Task: Among the lines below, count those with the word "icon". Answer with the number only.

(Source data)
###

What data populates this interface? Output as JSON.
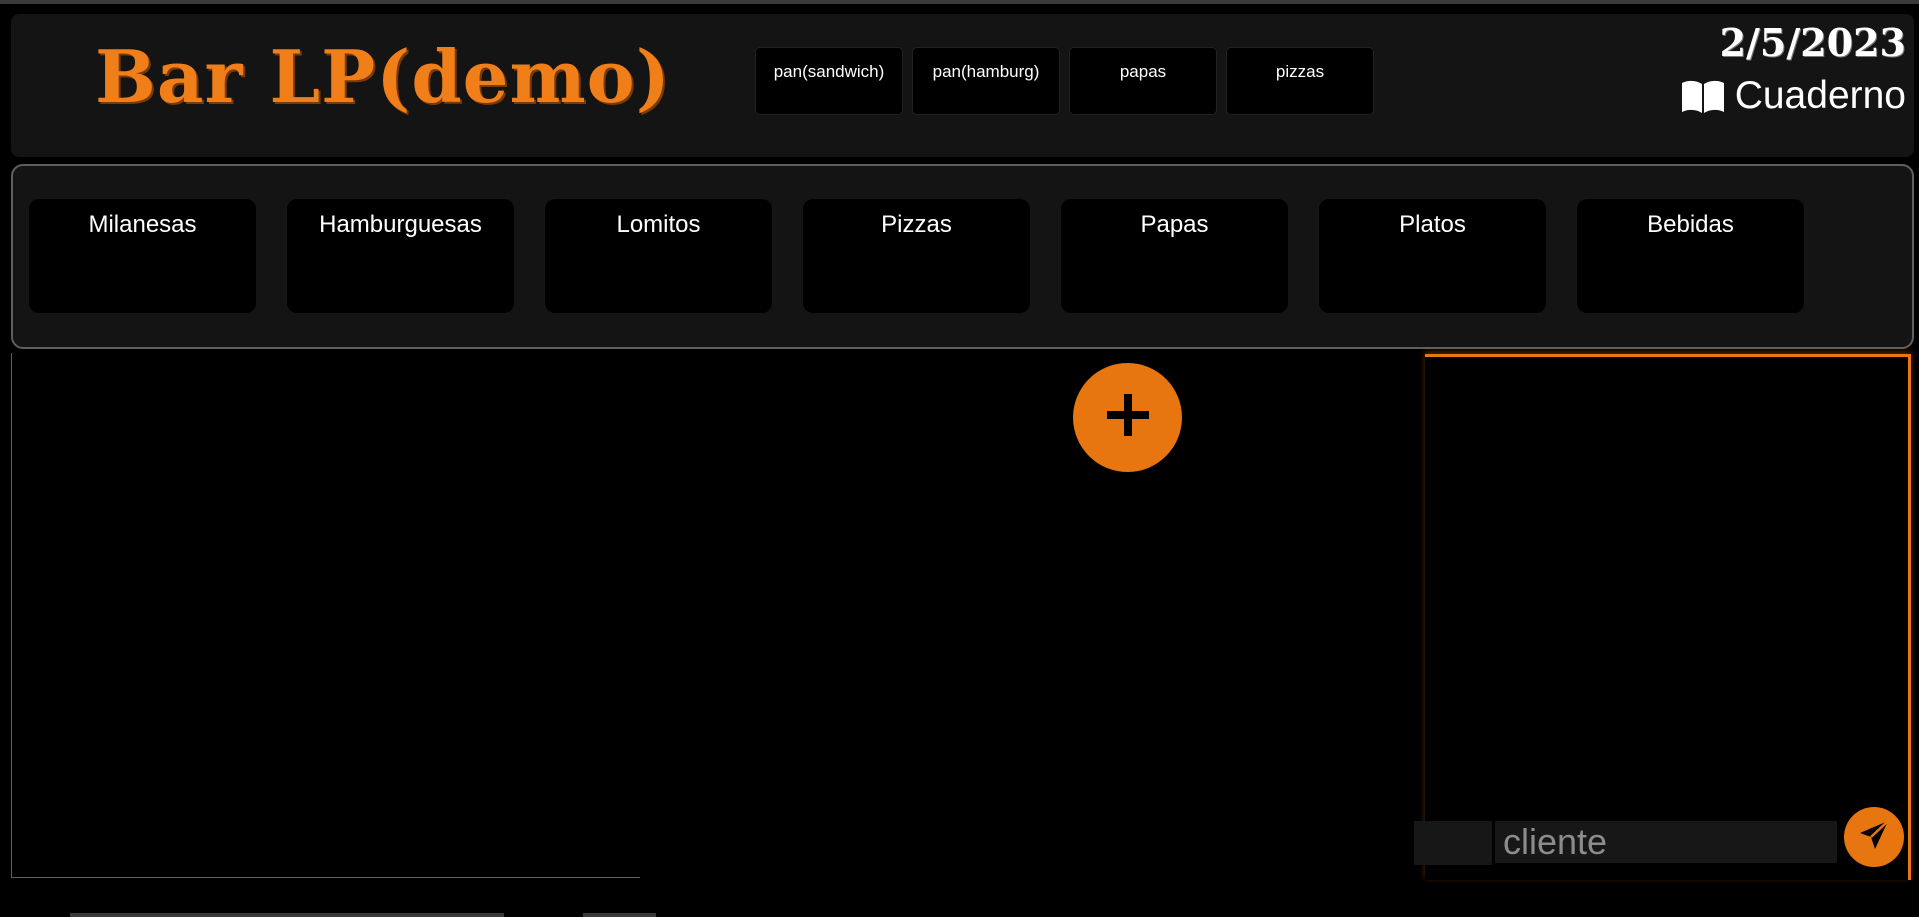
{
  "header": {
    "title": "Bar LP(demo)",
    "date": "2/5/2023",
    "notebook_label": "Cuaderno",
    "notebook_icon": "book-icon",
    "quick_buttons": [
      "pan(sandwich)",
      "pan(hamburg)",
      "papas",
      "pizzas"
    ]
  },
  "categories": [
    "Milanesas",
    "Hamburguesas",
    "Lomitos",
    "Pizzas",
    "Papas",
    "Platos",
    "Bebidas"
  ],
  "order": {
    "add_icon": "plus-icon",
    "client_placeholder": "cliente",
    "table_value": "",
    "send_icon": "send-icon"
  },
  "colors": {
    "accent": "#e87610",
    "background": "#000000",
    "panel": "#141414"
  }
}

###

Response for this exercise: 3